Chelsea used to make an easy dinner out of trips to places like Norwich. They would travel, feast, fill themselves up and return to London with 3 points in the bag. What was once an easy task has now become a stressful endeavour. Chelsea travel to grounds like Carrow Road hoping for 3 points rather than expecting them. On Saturday their hopes were not realised, yet again, and the team departed from Norwich back to London with their tails between their heads.

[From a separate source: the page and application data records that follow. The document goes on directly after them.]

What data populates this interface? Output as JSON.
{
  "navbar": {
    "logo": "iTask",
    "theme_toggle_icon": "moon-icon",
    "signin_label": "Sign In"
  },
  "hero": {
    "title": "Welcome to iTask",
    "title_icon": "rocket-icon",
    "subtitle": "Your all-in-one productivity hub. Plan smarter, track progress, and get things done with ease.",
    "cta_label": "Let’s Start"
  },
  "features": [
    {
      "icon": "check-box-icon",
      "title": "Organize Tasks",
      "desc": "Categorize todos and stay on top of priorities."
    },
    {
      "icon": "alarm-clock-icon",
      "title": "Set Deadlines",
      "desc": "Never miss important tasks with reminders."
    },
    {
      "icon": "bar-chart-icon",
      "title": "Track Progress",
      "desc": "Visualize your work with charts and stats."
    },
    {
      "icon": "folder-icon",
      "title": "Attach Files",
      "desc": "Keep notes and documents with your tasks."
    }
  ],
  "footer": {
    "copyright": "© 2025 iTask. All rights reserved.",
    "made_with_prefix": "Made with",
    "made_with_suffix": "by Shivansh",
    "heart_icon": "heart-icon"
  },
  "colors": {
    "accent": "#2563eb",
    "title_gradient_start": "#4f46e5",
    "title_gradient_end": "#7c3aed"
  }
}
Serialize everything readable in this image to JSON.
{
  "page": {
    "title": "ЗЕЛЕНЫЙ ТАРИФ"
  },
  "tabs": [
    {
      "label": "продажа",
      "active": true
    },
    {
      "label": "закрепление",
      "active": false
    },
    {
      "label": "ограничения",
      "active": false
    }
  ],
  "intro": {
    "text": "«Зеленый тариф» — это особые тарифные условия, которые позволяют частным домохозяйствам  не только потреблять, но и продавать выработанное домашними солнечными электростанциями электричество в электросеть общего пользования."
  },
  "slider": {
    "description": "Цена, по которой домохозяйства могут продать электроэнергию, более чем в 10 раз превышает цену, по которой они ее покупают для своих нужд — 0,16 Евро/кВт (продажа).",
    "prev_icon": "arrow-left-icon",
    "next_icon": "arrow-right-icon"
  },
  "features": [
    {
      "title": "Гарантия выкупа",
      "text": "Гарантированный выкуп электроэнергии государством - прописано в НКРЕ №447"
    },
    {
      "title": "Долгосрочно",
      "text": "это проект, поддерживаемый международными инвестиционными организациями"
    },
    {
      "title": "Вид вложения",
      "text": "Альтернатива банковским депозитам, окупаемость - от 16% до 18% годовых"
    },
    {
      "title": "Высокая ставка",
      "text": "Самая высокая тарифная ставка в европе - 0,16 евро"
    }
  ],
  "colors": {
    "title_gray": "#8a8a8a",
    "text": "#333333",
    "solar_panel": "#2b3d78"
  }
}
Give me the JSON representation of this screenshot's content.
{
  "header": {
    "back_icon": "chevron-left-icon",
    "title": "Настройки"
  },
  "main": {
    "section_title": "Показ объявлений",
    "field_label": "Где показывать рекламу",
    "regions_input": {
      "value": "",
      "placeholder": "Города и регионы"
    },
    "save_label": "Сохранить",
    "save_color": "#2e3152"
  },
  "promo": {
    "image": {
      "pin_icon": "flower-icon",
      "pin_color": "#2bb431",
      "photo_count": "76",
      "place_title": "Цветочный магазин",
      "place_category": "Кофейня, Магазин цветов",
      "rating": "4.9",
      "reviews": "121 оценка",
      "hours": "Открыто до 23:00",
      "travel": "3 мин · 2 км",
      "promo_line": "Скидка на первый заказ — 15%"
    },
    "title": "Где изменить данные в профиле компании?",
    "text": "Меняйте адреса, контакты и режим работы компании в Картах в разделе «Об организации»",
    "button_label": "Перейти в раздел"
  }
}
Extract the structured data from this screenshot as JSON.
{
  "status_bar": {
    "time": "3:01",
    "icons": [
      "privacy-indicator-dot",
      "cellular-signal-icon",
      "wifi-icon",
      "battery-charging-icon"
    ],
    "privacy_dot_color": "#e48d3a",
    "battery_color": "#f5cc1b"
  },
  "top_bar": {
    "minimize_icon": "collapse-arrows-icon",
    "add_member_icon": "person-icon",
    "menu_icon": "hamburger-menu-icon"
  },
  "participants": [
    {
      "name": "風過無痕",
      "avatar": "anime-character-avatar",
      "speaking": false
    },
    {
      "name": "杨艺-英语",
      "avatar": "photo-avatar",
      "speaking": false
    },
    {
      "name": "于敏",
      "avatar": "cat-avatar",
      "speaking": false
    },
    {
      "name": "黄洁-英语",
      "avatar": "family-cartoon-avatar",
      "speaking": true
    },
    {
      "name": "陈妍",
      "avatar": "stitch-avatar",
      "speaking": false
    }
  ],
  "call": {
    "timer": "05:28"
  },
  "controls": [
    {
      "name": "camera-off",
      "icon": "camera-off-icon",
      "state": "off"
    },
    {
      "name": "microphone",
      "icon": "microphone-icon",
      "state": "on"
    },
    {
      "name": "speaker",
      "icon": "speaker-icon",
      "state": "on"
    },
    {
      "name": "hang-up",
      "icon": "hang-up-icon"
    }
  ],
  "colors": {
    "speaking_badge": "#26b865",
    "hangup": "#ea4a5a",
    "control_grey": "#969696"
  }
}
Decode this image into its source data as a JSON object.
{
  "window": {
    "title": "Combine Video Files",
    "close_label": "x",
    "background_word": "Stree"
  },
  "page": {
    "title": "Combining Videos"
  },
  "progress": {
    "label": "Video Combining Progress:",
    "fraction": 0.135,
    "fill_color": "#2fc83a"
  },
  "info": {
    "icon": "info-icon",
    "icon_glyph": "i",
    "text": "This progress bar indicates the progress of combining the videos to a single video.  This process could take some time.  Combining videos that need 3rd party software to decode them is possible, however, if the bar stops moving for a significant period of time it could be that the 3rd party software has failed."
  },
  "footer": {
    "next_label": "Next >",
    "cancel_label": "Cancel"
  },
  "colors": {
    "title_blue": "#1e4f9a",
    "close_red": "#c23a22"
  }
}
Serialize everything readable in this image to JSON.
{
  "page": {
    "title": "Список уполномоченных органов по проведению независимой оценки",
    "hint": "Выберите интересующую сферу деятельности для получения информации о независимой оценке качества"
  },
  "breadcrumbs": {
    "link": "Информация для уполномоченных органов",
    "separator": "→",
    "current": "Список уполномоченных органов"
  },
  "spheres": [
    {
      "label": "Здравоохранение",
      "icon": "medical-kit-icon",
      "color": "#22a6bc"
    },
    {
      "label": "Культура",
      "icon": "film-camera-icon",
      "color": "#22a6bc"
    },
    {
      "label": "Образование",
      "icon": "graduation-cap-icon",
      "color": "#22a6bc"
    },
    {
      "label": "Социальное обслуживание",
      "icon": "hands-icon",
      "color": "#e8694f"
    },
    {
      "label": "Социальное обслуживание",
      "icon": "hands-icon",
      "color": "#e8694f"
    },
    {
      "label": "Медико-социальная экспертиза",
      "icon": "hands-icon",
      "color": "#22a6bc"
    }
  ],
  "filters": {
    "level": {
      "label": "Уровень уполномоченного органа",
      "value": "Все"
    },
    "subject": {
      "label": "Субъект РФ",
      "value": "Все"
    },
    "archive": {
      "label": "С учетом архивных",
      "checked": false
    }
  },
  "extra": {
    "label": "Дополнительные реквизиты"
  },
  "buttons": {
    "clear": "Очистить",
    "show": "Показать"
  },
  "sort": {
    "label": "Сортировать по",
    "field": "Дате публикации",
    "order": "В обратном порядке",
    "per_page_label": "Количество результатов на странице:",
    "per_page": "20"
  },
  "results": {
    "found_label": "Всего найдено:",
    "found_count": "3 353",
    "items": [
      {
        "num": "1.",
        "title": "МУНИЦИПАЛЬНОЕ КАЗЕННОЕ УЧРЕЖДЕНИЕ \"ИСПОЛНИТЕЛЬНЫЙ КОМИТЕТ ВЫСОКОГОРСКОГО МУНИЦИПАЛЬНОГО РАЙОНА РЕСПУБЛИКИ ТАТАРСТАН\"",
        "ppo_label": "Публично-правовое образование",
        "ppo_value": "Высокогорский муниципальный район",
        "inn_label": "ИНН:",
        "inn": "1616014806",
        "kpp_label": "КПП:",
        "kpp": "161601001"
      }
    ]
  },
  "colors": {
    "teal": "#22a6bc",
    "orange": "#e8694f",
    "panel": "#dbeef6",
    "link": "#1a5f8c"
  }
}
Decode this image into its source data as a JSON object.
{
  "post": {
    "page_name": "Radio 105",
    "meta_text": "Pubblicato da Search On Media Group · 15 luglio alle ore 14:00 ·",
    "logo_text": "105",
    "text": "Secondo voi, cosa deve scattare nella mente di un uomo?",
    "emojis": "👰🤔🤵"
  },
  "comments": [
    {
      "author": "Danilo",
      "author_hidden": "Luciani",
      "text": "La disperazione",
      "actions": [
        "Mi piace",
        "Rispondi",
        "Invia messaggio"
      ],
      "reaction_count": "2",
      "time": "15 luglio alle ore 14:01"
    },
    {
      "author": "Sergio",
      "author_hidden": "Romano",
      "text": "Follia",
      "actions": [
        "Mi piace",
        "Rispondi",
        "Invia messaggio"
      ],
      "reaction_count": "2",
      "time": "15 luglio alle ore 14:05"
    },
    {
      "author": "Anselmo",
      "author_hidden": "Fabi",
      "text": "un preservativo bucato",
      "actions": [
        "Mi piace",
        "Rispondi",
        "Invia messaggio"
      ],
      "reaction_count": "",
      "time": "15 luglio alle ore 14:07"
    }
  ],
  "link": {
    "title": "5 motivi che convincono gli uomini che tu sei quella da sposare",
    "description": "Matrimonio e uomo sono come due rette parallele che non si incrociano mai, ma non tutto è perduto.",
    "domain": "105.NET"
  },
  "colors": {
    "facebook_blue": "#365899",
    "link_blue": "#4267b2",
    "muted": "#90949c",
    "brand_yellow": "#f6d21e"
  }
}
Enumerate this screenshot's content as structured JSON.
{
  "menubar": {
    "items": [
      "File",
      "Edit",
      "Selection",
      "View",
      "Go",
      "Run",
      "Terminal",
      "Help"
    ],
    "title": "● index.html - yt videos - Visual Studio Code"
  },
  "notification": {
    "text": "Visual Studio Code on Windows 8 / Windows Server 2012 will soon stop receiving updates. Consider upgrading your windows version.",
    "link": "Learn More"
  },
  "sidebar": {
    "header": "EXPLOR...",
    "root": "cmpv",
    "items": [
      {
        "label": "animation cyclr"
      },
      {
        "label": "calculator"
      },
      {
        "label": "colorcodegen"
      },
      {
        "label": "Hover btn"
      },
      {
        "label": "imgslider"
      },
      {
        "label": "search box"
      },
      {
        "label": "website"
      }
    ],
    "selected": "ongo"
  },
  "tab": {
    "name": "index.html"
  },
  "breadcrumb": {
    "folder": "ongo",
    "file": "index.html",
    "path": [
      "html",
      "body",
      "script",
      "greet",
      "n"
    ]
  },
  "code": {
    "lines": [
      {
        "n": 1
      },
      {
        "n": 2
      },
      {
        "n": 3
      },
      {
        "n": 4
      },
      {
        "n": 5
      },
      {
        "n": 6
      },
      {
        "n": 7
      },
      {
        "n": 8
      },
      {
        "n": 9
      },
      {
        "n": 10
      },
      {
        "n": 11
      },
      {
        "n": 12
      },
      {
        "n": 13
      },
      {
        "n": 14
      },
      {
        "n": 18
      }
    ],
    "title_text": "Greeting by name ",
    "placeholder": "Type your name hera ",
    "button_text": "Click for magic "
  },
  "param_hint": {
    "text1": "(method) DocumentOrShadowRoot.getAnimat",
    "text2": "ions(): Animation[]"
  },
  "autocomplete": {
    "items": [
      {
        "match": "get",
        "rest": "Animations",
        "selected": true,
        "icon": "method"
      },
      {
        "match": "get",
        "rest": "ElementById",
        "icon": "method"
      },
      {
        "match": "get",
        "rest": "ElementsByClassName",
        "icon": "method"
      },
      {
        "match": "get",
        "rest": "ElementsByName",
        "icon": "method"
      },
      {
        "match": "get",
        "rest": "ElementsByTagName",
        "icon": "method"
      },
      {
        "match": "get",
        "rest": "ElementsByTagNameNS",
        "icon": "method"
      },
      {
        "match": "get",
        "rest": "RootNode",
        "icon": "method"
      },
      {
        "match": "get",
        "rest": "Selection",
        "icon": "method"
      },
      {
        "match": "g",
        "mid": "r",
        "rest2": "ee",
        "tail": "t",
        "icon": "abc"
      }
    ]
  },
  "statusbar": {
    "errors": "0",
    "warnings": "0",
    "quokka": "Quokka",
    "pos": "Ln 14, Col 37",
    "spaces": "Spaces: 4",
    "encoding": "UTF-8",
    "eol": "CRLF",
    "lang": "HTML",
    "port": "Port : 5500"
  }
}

This is not the Chelsea of the Jose Mourinho heyday, the brief stay of Guus Hiddink or the first season of Carlo Ancelotti. This is more like the Chelsea of Luis Felipe Scolari, Avram Grant (Champions League excursions excluded) and the second part of Carlo Ancelotti’s reign. The team plays in the same way, that is a direct style with minimal wing play, but it lacks the defensive solidity that made a clean sheet likely and the mental fortitude that made winning a necessity at almost any cost. Once that groove has gone, once the verve has lost its way, it is difficult to get it back. It takes months of continued success to get back even a little of the mental strength that was before taken for granted. It is one of the greatest achievements of Sir Alex Ferguson’s reign at Manchester United. The Manchester United manager has not always had the best players in the English Premiership, in fact in the past couple of seasons it could be argued he didn’t even have the second or third best group of players, but what he does instill in his players is a remarkable audacity. The type that says ‘we must win, we have to win, we will win.’ Of course this audacity can often manifest as naivety and it is impossible to win every match. Mental strength does not mean a team can avoid defeat. What it does achieve, however, is a conviction. The idea takes hold within the squad that when the team has lost it is not because they are inferior, it was merely because they didn’t turn up. A team with the ‘verve’ believes that they are always superior and going to win and if they don’t then it is only because they didn’t apply themself. Simply put, a team believes that everything is in it’s own destiny, under it’s own control. Chelsea’s players no longer believe that. The players try, the manager tries, but for all their efforts they still can’t create a consistent winning run. They play well in patches and awful in patches. They score in abundance one week and concede plenty the next. The team no longer has faith in it’s own abilities. They play and when they win they know it was fortunate and that when they lose it was because it was deserved. Chelsea have lost their verve and without it, just like Arsenal and Liverpool, every game is an uphill struggle. There is no mental advantage over the opponents. Instead the supposed superiority works as a burden. The team and players are held back by the expectation that they themselves know to be unwarranted.
Chelsea are a long way from the title. Chelsea don’t even have any ‘verve’.